View Single Post
Old 12-08-2005, 09:01 AM   #16
Erick Mead
 
Erick Mead's Avatar
Dojo: Big Green Drum (W. Florida Aikikai)
Location: West Florida
Join Date: Jun 2005
Posts: 2,617
United_States
Offline
Re: Zanshin development

There is a training technique in expanding awareness that I have been taught and practiced. It goes like this.

Uketachi stands square with a shinai or bokken in gedan (low position to front).

Two Uchitachi stand on either side with shinai or bokken (preferably shinai) held in jodan (high overhead).

Uketachi holds his focus directly to the front at all times, preferably facing a wall some distance away. Uketachi tells both Uchitachi to shift back until uketachi can see that they are there, but cannot see the swords raised over their heads.

Then uchitachi each exchange glances to allow one or the other to strike the chest (mune) of uchitachi with big, wide horizontal cuts. (shinai, I said, or lightly with bokken)

Start slow. Uketachi turns hips strongly to the side of the strike raising to seigan (extended middle position), and then turns hips slightly inside the cut to receive and block it. Then return to front position gedan.
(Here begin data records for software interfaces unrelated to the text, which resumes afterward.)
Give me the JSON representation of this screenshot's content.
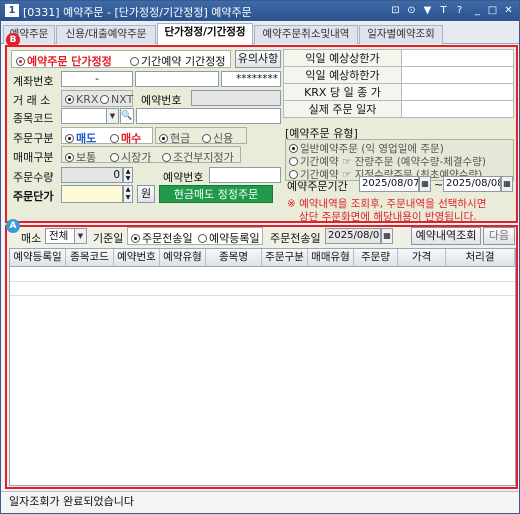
{
  "window": {
    "number": "1",
    "title": "[0331] 예약주문 - [단가정정/기간정정] 예약주문",
    "controls": [
      "⊡",
      "⊙",
      "▼",
      "T",
      "?",
      "_",
      "□",
      "✕"
    ]
  },
  "tabs": [
    {
      "label": "예약주문"
    },
    {
      "label": "신용/대출예약주문"
    },
    {
      "label": "단가정정/기간정정",
      "active": true
    },
    {
      "label": "예약주문취소및내역"
    },
    {
      "label": "일자별예약조회"
    }
  ],
  "badges": {
    "b": "B",
    "a": "A"
  },
  "order_type": {
    "option1": "예약주문 단가정정",
    "option2": "기간예약 기간정정",
    "notice_btn": "유의사항"
  },
  "form": {
    "account_label": "계좌번호",
    "account_value": "-",
    "password_mask": "********",
    "exchange_label": "거 래 소",
    "exchange_krx": "KRX",
    "exchange_nxt": "NXT",
    "reservation_no_label": "예약번호",
    "item_code_label": "종목코드",
    "order_class_label": "주문구분",
    "sell": "매도",
    "buy": "매수",
    "cash": "현금",
    "credit": "신용",
    "trade_class_label": "매매구분",
    "normal": "보통",
    "market": "시장가",
    "conditional": "조건부지정가",
    "qty_label": "주문수량",
    "qty_value": "0",
    "reservation_no_label2": "예약번호",
    "price_label": "주문단가",
    "won": "원",
    "submit_btn": "현금매도 정정주문"
  },
  "info_table": [
    {
      "label": "익일 예상상한가",
      "value": ""
    },
    {
      "label": "익일 예상하한가",
      "value": ""
    },
    {
      "label": "KRX 당 일 종 가",
      "value": ""
    },
    {
      "label": "실제 주문 일자",
      "value": ""
    }
  ],
  "reservation_type": {
    "title": "[예약주문 유형]",
    "opt1": "일반예약주문 (익 영업일에 주문)",
    "opt2": "기간예약 ☞ 잔량주문 (예약수량-체결수량)",
    "opt3": "기간예약 ☞ 지정수량주문 (최초예약수량)"
  },
  "period": {
    "label": "예약주문기간",
    "start": "2025/08/07",
    "end": "2025/08/08",
    "tilde": "~"
  },
  "notice": {
    "line1": "※ 예약내역을 조회후, 주문내역을 선택하시면",
    "line2": "상단 주문화면에 해당내용이 반영됩니다."
  },
  "filter": {
    "market_label": "매소",
    "market_value": "전체",
    "basis_label": "기준일",
    "basis_opt1": "주문전송일",
    "basis_opt2": "예약등록일",
    "date_label": "주문전송일",
    "date_value": "2025/08/07",
    "query_btn": "예약내역조회",
    "next_btn": "다음"
  },
  "grid_columns": [
    "예약등록일",
    "종목코드",
    "예약번호",
    "예약유형",
    "종목명",
    "주문구분",
    "매매유형",
    "주문량",
    "가격",
    "처리결"
  ],
  "status_text": "일자조회가 완료되었습니다",
  "colors": {
    "highlight_border": "#e0202a",
    "badge_b": "#e0202a",
    "badge_a": "#3a9bd6",
    "submit_btn": "#1f9a4a",
    "titlebar": "#2b528c"
  }
}
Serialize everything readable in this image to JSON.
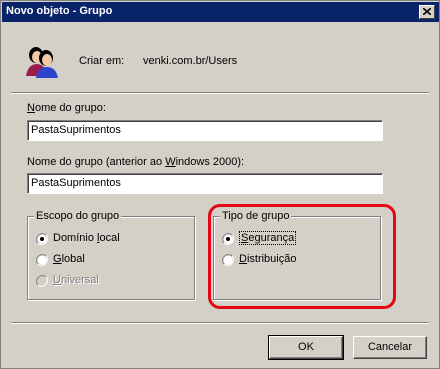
{
  "window": {
    "title": "Novo objeto - Grupo"
  },
  "header": {
    "create_in_label": "Criar em:",
    "create_in_value": "venki.com.br/Users",
    "icon": "users-icon"
  },
  "group_name": {
    "label_prefix": "",
    "label_accel": "N",
    "label_rest": "ome do grupo:",
    "value": "PastaSuprimentos"
  },
  "group_name_legacy": {
    "label_before": "Nome do grupo (anterior ao ",
    "label_accel": "W",
    "label_after": "indows 2000):",
    "value": "PastaSuprimentos"
  },
  "scope": {
    "title": "Escopo do grupo",
    "options": [
      {
        "before": "Domínio ",
        "accel": "l",
        "after": "ocal",
        "selected": true,
        "disabled": false
      },
      {
        "before": "",
        "accel": "G",
        "after": "lobal",
        "selected": false,
        "disabled": false
      },
      {
        "before": "",
        "accel": "U",
        "after": "niversal",
        "selected": false,
        "disabled": true
      }
    ]
  },
  "type": {
    "title": "Tipo de grupo",
    "options": [
      {
        "before": "",
        "accel": "S",
        "after": "egurança",
        "selected": true,
        "disabled": false
      },
      {
        "before": "",
        "accel": "D",
        "after": "istribuição",
        "selected": false,
        "disabled": false
      }
    ]
  },
  "buttons": {
    "ok": "OK",
    "cancel": "Cancelar"
  },
  "colors": {
    "titlebar": "#0a246a",
    "dialog_bg": "#d4d0c8",
    "highlight": "#e30613"
  }
}
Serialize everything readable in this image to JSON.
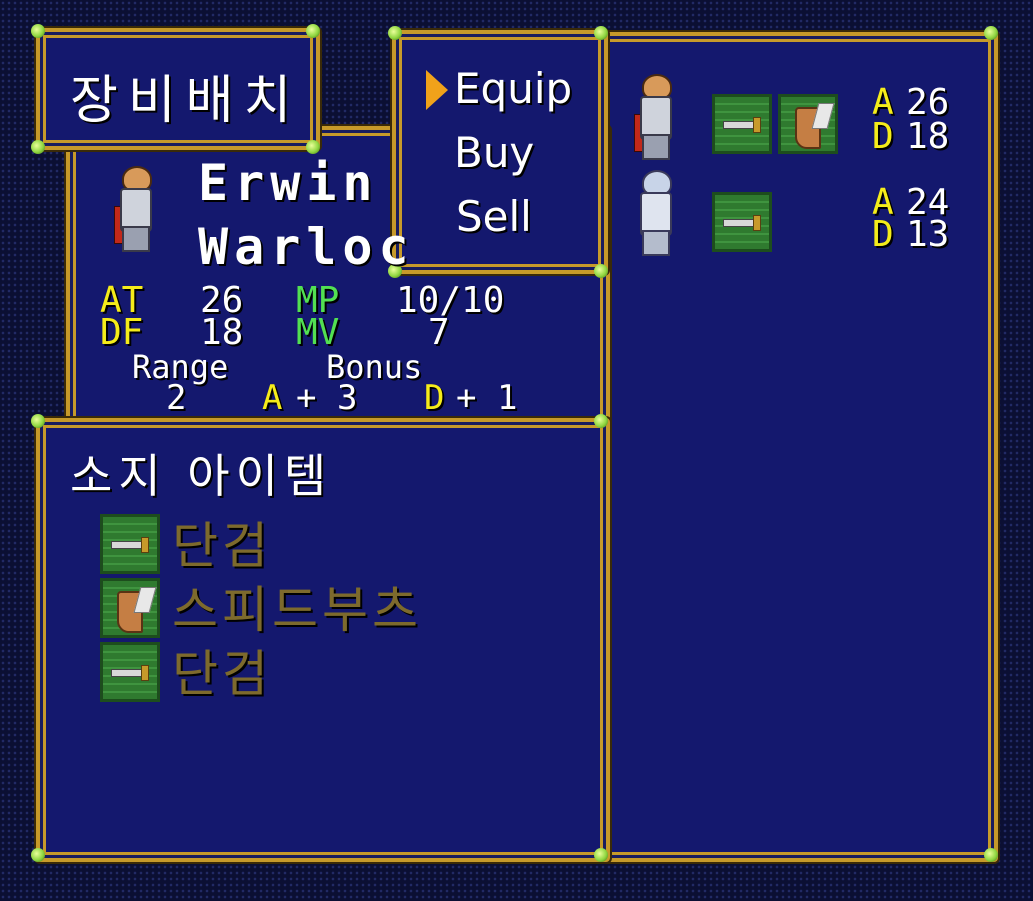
{
  "title_box": {
    "label": "장비배치"
  },
  "menu": {
    "items": [
      {
        "label": "Equip",
        "selected": true
      },
      {
        "label": "Buy",
        "selected": false
      },
      {
        "label": "Sell",
        "selected": false
      }
    ]
  },
  "character": {
    "name": "Erwin",
    "class": "Warloc",
    "stats": {
      "at_label": "AT",
      "at_value": "26",
      "mp_label": "MP",
      "mp_value": "10/10",
      "df_label": "DF",
      "df_value": "18",
      "mv_label": "MV",
      "mv_value": "7"
    },
    "range_label": "Range",
    "range_value": "2",
    "bonus_label": "Bonus",
    "bonus_a_label": "A",
    "bonus_a_value": "+ 3",
    "bonus_d_label": "D",
    "bonus_d_value": "+ 1"
  },
  "inventory": {
    "title": "소지 아이템",
    "items": [
      {
        "name": "단검",
        "icon": "dagger-icon"
      },
      {
        "name": "스피드부츠",
        "icon": "speed-boots-icon"
      },
      {
        "name": "단검",
        "icon": "dagger-icon"
      }
    ]
  },
  "party": [
    {
      "icons": [
        "dagger-icon",
        "speed-boots-icon"
      ],
      "a_label": "A",
      "a_value": "26",
      "d_label": "D",
      "d_value": "18"
    },
    {
      "icons": [
        "dagger-icon"
      ],
      "a_label": "A",
      "a_value": "24",
      "d_label": "D",
      "d_value": "13"
    }
  ],
  "colors": {
    "panel_bg": "#14186e",
    "frame_gold": "#c79a2a",
    "stat_yellow": "#f5ec1a",
    "stat_green": "#52e052",
    "item_text": "#7d6a2d",
    "cursor": "#f0a21a"
  }
}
Strikes should be random, and uchitachi should not try to hide or feint the cut at all. Cuts can be shortened and speeded up as Uketachi progresses.

Alternatively, if Ukeitachi is not yet prepared or is uncomfortable to block or sweep inside of a strike, then a tenkan on the foot away from the attacker can take them outside the arc of the cut in time with the strike. Get uketachi comfortable with this and then have uketachi begin blocking or sweeping inside with a pivot on both feet in place.

Once this method is learned then you graduate uketachi to receive yokomenuchi with an inside turning block, and then shomenuchi, with a rising vertical sweep (murabashi).

Cordially,
Erick Mead
  Reply With Quote